Thank G^d, I don’t know the suffering of losing a child. I have enough empathy to understand that I don’t know of it. These parents are in a class by themselves and there is no comparison. Parents have died from broken hearts after they lost a child in a war. No one can compare. Or maybe just those who lost their best friend or partner. But I’ve been close.
Every Israeli parent who had a child in the IDF knows the 24/7 fear for the knock on the door from two senior soldiers who come to tell parents of a child gone. Also in peace time. Accidents happen always. That fear lasts for some three years, for some five, and for some longer. It’s unbearable but there’s no alternative. It heightens your prayers but you wish it on nobody.
When they leave the army you sigh a big sigh of relief and quickly forget. But it was unbearable. Also if they survived.
Soldiers often contribute so much. So many of their innocent years and mindsets go down the drain in the army. Many start to put on weight. Many start smoking cigarettes. Soldiers have rights, for instance to enough sleep. But did you know that this right is not extended to commanders? While their soldiers sleep, the best of them often need to write reports that leave them with three hours of sleep a night for weeks on end.
Yes, to die for our freedom and safety is the ultimate sacrifice. But it’s not the only one. I’m not even talking about contracting physical and/or mental wounds or permanent handicaps. Which is also not a small thing.
There is also the sacrifice of learning young that you’re just a cog in a giant machine and that what you justly want will need to wait — sometimes forever. To live in an organization where not everything works as you hoped and your voice and the voice of truth and justice may get lost.
Even those who come out well and for whom all friends get out well, also they sacrificed greatly. That should not be overlooked. We must stop pretending that the only sacrifice is the ultimate one.

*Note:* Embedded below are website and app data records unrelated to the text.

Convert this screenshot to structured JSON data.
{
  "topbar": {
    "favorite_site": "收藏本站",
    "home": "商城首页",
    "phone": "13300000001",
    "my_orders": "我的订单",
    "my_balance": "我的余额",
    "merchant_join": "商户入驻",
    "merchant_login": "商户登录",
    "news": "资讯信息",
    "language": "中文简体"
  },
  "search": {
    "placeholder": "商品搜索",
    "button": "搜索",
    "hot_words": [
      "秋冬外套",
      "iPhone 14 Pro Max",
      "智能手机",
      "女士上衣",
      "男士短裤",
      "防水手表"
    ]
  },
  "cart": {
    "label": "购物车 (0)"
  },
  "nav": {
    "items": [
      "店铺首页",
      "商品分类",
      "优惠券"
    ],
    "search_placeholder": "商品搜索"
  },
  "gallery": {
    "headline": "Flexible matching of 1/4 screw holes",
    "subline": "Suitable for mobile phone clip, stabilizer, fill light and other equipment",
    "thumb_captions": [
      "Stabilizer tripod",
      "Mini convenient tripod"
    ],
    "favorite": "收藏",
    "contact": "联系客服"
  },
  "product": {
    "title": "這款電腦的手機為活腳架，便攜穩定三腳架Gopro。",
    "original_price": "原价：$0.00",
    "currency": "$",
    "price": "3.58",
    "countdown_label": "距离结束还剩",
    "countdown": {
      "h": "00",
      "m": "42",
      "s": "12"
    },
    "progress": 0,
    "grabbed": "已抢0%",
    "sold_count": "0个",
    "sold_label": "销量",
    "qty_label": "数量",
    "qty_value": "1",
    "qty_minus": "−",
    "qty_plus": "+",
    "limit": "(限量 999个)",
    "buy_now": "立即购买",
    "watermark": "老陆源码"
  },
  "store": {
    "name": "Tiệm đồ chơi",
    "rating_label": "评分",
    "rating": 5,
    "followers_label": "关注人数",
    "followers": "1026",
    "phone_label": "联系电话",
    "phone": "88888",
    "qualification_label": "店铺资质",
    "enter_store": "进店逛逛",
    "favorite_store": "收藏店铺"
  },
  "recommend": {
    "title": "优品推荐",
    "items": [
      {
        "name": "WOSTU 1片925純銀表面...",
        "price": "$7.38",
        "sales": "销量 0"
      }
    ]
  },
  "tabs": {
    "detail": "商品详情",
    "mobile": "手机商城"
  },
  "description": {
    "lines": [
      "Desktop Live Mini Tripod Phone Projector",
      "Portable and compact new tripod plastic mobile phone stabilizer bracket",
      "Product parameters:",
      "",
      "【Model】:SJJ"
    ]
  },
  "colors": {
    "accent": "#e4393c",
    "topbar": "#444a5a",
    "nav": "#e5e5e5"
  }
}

That’s like saying that if your parents went through the Holocaust you did not suffer enough to complain. Those who survived the Holocaust in hiding didn’t suffer enough to complain. Those who were in concentration camps but not Auschwitz didn’t suffer enough to complain. Those who were in Auschwitz but survived didn’t suffer enough to complain. Only those who died in Auschwitz suffered enough to be worthy of being heard.
We must acknowledge all the hardships our children went through in the IDF, during wars, during smaller operation, and during quiet times. We need to hear their stories and they deserve to tell them. And that includes their parents who often went through hell even without losing them.
On top of this comes the constant threat of ideologies, terrorists and terrorist states that feel a burning idealism to disgrace and murder Jews. This besides all those Jews they actually killed, in Crusades and Intifadas.
We need to include Gentiles who stood/stand with us. From the Druze policeman murdered trying to protect Jews in a synagogue to the Bedouin IDF soldier helping to maintain peace for Israel. From the Christian who is worried for us to the Diaspora Jew whose eyes are on Israel day and night.
And we need to add the unbelievable scandal and our shock and hurt that, also 75 years after Auschwitz, Jews still need to defend our right to live.
Oh, and to those who’d say that Arab Palestinians are the most forgotten casualties of Israel’s independence, let me answer shortly the following.
A. They are not forgotten at all. True, the ones who most harp about their suffering aren’t their friends but rather enemies of the Jews. B. They suffer but not from Israel’s independence. They suffer from anti-Semitic leaders. Their victimhood is largely self-inflicted (I mean, by their brutal leaders). Those who throw in their lot with the Jews, only good befalls them.